The copy you print must match the listing exactly, with its pictures removed.

RECORDED DATA:
--- START ---

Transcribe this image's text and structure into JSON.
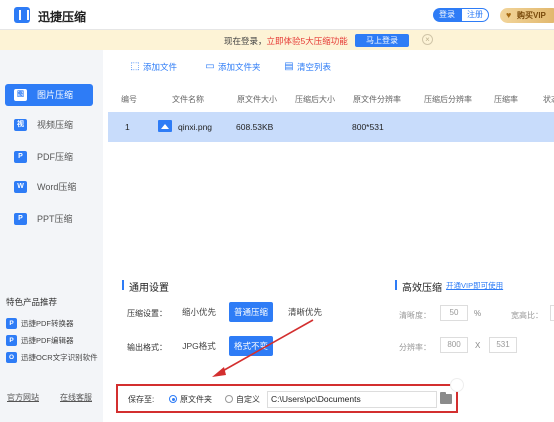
{
  "titlebar": {
    "app_title": "迅捷压缩",
    "login_label": "登录",
    "register_label": "注册",
    "vip_label": "购买VIP"
  },
  "notice": {
    "text_prefix": "现在登录，",
    "text_highlight": "立即体验5大压缩功能",
    "login_now_label": "马上登录",
    "close_symbol": "×"
  },
  "sidebar": {
    "items": [
      {
        "label": "图片压缩",
        "icon": "image-icon",
        "glyph": "图",
        "active": true
      },
      {
        "label": "视频压缩",
        "icon": "video-icon",
        "glyph": "视",
        "active": false
      },
      {
        "label": "PDF压缩",
        "icon": "pdf-icon",
        "glyph": "P",
        "active": false
      },
      {
        "label": "Word压缩",
        "icon": "word-icon",
        "glyph": "W",
        "active": false
      },
      {
        "label": "PPT压缩",
        "icon": "ppt-icon",
        "glyph": "P",
        "active": false
      }
    ],
    "featured_title": "特色产品推荐",
    "featured": [
      {
        "label": "迅捷PDF转换器",
        "glyph": "P",
        "color": "#2e7cf6"
      },
      {
        "label": "迅捷PDF编辑器",
        "glyph": "P",
        "color": "#2e7cf6"
      },
      {
        "label": "迅捷OCR文字识别软件",
        "glyph": "O",
        "color": "#2e7cf6"
      }
    ],
    "official_site": "官方网站",
    "online_support": "在线客服"
  },
  "toolbar": {
    "add_file": "添加文件",
    "add_folder": "添加文件夹",
    "clear_list": "清空列表"
  },
  "table": {
    "headers": [
      "编号",
      "文件名称",
      "原文件大小",
      "压缩后大小",
      "原文件分辨率",
      "压缩后分辨率",
      "压缩率",
      "状态"
    ],
    "rows": [
      {
        "index": "1",
        "name": "qinxi.png",
        "orig_size": "608.53KB",
        "compressed_size": "",
        "orig_resolution": "800*531",
        "compressed_resolution": "",
        "ratio": "",
        "status": ""
      }
    ]
  },
  "settings": {
    "general_title": "通用设置",
    "compress_setting_label": "压缩设置：",
    "compress_options": [
      {
        "label": "缩小优先",
        "selected": false
      },
      {
        "label": "普通压缩",
        "selected": true
      },
      {
        "label": "清晰优先",
        "selected": false
      }
    ],
    "output_format_label": "输出格式：",
    "format_options": [
      {
        "label": "JPG格式",
        "selected": false
      },
      {
        "label": "格式不变",
        "selected": true
      }
    ],
    "efficient_title": "高效压缩",
    "vip_link": "开通VIP即可使用",
    "clarity_label": "清晰度：",
    "clarity_value": "50",
    "clarity_unit": "%",
    "ratio_label": "宽高比：",
    "resolution_label": "分辨率：",
    "res_width": "800",
    "res_sep": "X",
    "res_height": "531"
  },
  "save": {
    "label": "保存至:",
    "option_original": "原文件夹",
    "option_custom": "自定义",
    "path": "C:\\Users\\pc\\Documents",
    "selected": "original"
  },
  "colors": {
    "accent": "#2e7cf6",
    "annotation_red": "#d32f2f",
    "notice_bg": "#fdf3d6",
    "row_selected": "#c8dcfb"
  }
}
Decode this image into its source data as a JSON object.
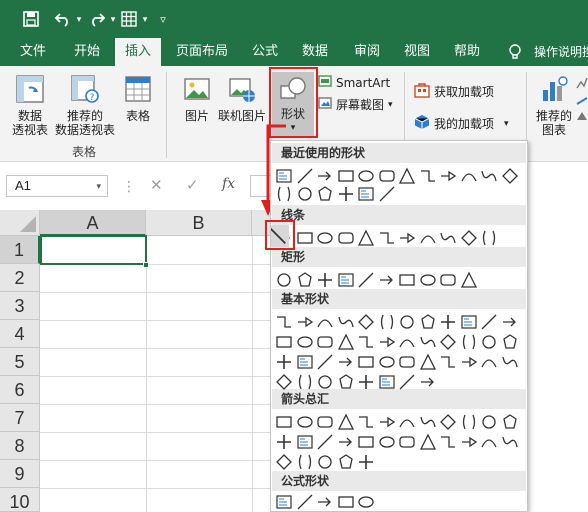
{
  "colors": {
    "accent": "#217346",
    "highlight": "#e02020"
  },
  "quick_access": [
    "save-icon",
    "undo-icon",
    "redo-icon",
    "table-grid-icon",
    "customize-icon"
  ],
  "tabs": [
    {
      "label": "文件",
      "active": false
    },
    {
      "label": "开始",
      "active": false
    },
    {
      "label": "插入",
      "active": true
    },
    {
      "label": "页面布局",
      "active": false
    },
    {
      "label": "公式",
      "active": false
    },
    {
      "label": "数据",
      "active": false
    },
    {
      "label": "审阅",
      "active": false
    },
    {
      "label": "视图",
      "active": false
    },
    {
      "label": "帮助",
      "active": false
    }
  ],
  "tell_me": "操作说明搜",
  "ribbon": {
    "pivot_table": "数据\n透视表",
    "recommended_pivot": "推荐的\n数据透视表",
    "table": "表格",
    "group_tables": "表格",
    "picture": "图片",
    "online_picture": "联机图片",
    "shapes": "形状",
    "smartart": "SmartArt",
    "screenshot": "屏幕截图",
    "get_addins": "获取加载项",
    "my_addins": "我的加载项",
    "recommended_charts": "推荐的\n图表"
  },
  "formula_bar": {
    "cell_ref": "A1",
    "fx": "fx"
  },
  "grid": {
    "columns": [
      "A",
      "B"
    ],
    "rows": [
      "1",
      "2",
      "3",
      "4",
      "5",
      "6",
      "7",
      "8",
      "9",
      "10"
    ]
  },
  "shapes_panel": {
    "categories": [
      "最近使用的形状",
      "线条",
      "矩形",
      "基本形状",
      "箭头总汇",
      "公式形状"
    ]
  }
}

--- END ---

PROBLEM SOLUTION:
Transcribe this image's text and structure into JSON.
{
  "titlebar": {
    "app_title": "迅捷压缩",
    "login_label": "登录",
    "register_label": "注册",
    "vip_label": "购买VIP"
  },
  "notice": {
    "text_prefix": "现在登录，",
    "text_highlight": "立即体验5大压缩功能",
    "login_now_label": "马上登录",
    "close_symbol": "×"
  },
  "sidebar": {
    "items": [
      {
        "label": "图片压缩",
        "icon": "image-icon",
        "glyph": "图",
        "active": true
      },
      {
        "label": "视频压缩",
        "icon": "video-icon",
        "glyph": "视",
        "active": false
      },
      {
        "label": "PDF压缩",
        "icon": "pdf-icon",
        "glyph": "P",
        "active": false
      },
      {
        "label": "Word压缩",
        "icon": "word-icon",
        "glyph": "W",
        "active": false
      },
      {
        "label": "PPT压缩",
        "icon": "ppt-icon",
        "glyph": "P",
        "active": false
      }
    ],
    "featured_title": "特色产品推荐",
    "featured": [
      {
        "label": "迅捷PDF转换器",
        "glyph": "P",
        "color": "#2e7cf6"
      },
      {
        "label": "迅捷PDF编辑器",
        "glyph": "P",
        "color": "#2e7cf6"
      },
      {
        "label": "迅捷OCR文字识别软件",
        "glyph": "O",
        "color": "#2e7cf6"
      }
    ],
    "official_site": "官方网站",
    "online_support": "在线客服"
  },
  "toolbar": {
    "add_file": "添加文件",
    "add_folder": "添加文件夹",
    "clear_list": "清空列表"
  },
  "table": {
    "headers": [
      "编号",
      "文件名称",
      "原文件大小",
      "压缩后大小",
      "原文件分辨率",
      "压缩后分辨率",
      "压缩率",
      "状态"
    ],
    "rows": [
      {
        "index": "1",
        "name": "qinxi.png",
        "orig_size": "608.53KB",
        "compressed_size": "",
        "orig_resolution": "800*531",
        "compressed_resolution": "",
        "ratio": "",
        "status": ""
      }
    ]
  },
  "settings": {
    "general_title": "通用设置",
    "compress_setting_label": "压缩设置：",
    "compress_options": [
      {
        "label": "缩小优先",
        "selected": false
      },
      {
        "label": "普通压缩",
        "selected": true
      },
      {
        "label": "清晰优先",
        "selected": false
      }
    ],
    "output_format_label": "输出格式：",
    "format_options": [
      {
        "label": "JPG格式",
        "selected": false
      },
      {
        "label": "格式不变",
        "selected": true
      }
    ],
    "efficient_title": "高效压缩",
    "vip_link": "开通VIP即可使用",
    "clarity_label": "清晰度：",
    "clarity_value": "50",
    "clarity_unit": "%",
    "ratio_label": "宽高比：",
    "resolution_label": "分辨率：",
    "res_width": "800",
    "res_sep": "X",
    "res_height": "531"
  },
  "save": {
    "label": "保存至:",
    "option_original": "原文件夹",
    "option_custom": "自定义",
    "path": "C:\\Users\\pc\\Documents",
    "selected": "original"
  },
  "colors": {
    "accent": "#2e7cf6",
    "annotation_red": "#d32f2f",
    "notice_bg": "#fdf3d6",
    "row_selected": "#c8dcfb"
  }
}
Decode this image into its source data as a JSON object.
{
  "colors": {
    "accent": "#217346",
    "highlight": "#e02020"
  },
  "quick_access": [
    "save-icon",
    "undo-icon",
    "redo-icon",
    "table-grid-icon",
    "customize-icon"
  ],
  "tabs": [
    {
      "label": "文件",
      "active": false
    },
    {
      "label": "开始",
      "active": false
    },
    {
      "label": "插入",
      "active": true
    },
    {
      "label": "页面布局",
      "active": false
    },
    {
      "label": "公式",
      "active": false
    },
    {
      "label": "数据",
      "active": false
    },
    {
      "label": "审阅",
      "active": false
    },
    {
      "label": "视图",
      "active": false
    },
    {
      "label": "帮助",
      "active": false
    }
  ],
  "tell_me": "操作说明搜",
  "ribbon": {
    "pivot_table": "数据\n透视表",
    "recommended_pivot": "推荐的\n数据透视表",
    "table": "表格",
    "group_tables": "表格",
    "picture": "图片",
    "online_picture": "联机图片",
    "shapes": "形状",
    "smartart": "SmartArt",
    "screenshot": "屏幕截图",
    "get_addins": "获取加载项",
    "my_addins": "我的加载项",
    "recommended_charts": "推荐的\n图表"
  },
  "formula_bar": {
    "cell_ref": "A1",
    "fx": "fx"
  },
  "grid": {
    "columns": [
      "A",
      "B"
    ],
    "rows": [
      "1",
      "2",
      "3",
      "4",
      "5",
      "6",
      "7",
      "8",
      "9",
      "10"
    ]
  },
  "shapes_panel": {
    "categories": [
      "最近使用的形状",
      "线条",
      "矩形",
      "基本形状",
      "箭头总汇",
      "公式形状"
    ]
  }
}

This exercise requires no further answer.